- _Exercise_
Output each record exactly, with nothing omitted.

+++ Records for the task

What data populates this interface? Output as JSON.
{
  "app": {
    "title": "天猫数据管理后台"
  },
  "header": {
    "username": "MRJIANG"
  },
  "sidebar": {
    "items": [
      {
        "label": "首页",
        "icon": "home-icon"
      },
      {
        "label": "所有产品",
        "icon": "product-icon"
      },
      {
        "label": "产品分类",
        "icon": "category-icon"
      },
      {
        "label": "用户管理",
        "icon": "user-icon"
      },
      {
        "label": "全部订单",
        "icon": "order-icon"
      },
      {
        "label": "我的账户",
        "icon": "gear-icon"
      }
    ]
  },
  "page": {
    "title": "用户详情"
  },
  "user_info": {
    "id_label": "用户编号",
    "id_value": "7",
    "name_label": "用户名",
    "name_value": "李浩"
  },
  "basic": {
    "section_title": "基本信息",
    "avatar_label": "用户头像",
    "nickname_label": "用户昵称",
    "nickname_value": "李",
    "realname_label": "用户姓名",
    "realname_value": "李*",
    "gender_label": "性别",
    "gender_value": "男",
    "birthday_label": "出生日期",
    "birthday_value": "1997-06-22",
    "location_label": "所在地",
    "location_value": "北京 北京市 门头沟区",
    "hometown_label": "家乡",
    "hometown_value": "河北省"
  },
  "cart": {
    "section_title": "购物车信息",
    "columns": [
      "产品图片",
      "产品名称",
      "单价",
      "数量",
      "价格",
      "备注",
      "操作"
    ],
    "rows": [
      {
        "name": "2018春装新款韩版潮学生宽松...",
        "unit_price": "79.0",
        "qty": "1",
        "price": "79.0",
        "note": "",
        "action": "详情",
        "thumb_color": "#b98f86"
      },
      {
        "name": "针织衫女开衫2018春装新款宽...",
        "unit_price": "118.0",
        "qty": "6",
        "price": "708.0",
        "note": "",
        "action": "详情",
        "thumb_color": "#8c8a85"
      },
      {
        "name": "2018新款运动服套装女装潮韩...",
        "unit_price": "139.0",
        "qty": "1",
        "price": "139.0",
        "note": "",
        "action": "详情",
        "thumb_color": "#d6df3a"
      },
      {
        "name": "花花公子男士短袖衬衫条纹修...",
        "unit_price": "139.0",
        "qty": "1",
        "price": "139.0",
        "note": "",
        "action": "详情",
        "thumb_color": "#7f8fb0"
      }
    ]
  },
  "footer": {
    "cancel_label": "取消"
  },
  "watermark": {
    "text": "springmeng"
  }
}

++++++

- _Exercise solution_
What data populates this interface? Output as JSON.
{
  "app": {
    "title": "天猫数据管理后台"
  },
  "header": {
    "username": "MRJIANG"
  },
  "sidebar": {
    "items": [
      {
        "label": "首页",
        "icon": "home-icon"
      },
      {
        "label": "所有产品",
        "icon": "product-icon"
      },
      {
        "label": "产品分类",
        "icon": "category-icon"
      },
      {
        "label": "用户管理",
        "icon": "user-icon"
      },
      {
        "label": "全部订单",
        "icon": "order-icon"
      },
      {
        "label": "我的账户",
        "icon": "gear-icon"
      }
    ]
  },
  "page": {
    "title": "用户详情"
  },
  "user_info": {
    "id_label": "用户编号",
    "id_value": "7",
    "name_label": "用户名",
    "name_value": "李浩"
  },
  "basic": {
    "section_title": "基本信息",
    "avatar_label": "用户头像",
    "nickname_label": "用户昵称",
    "nickname_value": "李",
    "realname_label": "用户姓名",
    "realname_value": "李*",
    "gender_label": "性别",
    "gender_value": "男",
    "birthday_label": "出生日期",
    "birthday_value": "1997-06-22",
    "location_label": "所在地",
    "location_value": "北京 北京市 门头沟区",
    "hometown_label": "家乡",
    "hometown_value": "河北省"
  },
  "cart": {
    "section_title": "购物车信息",
    "columns": [
      "产品图片",
      "产品名称",
      "单价",
      "数量",
      "价格",
      "备注",
      "操作"
    ],
    "rows": [
      {
        "name": "2018春装新款韩版潮学生宽松...",
        "unit_price": "79.0",
        "qty": "1",
        "price": "79.0",
        "note": "",
        "action": "详情",
        "thumb_color": "#b98f86"
      },
      {
        "name": "针织衫女开衫2018春装新款宽...",
        "unit_price": "118.0",
        "qty": "6",
        "price": "708.0",
        "note": "",
        "action": "详情",
        "thumb_color": "#8c8a85"
      },
      {
        "name": "2018新款运动服套装女装潮韩...",
        "unit_price": "139.0",
        "qty": "1",
        "price": "139.0",
        "note": "",
        "action": "详情",
        "thumb_color": "#d6df3a"
      },
      {
        "name": "花花公子男士短袖衬衫条纹修...",
        "unit_price": "139.0",
        "qty": "1",
        "price": "139.0",
        "note": "",
        "action": "详情",
        "thumb_color": "#7f8fb0"
      }
    ]
  },
  "footer": {
    "cancel_label": "取消"
  },
  "watermark": {
    "text": "springmeng"
  }
}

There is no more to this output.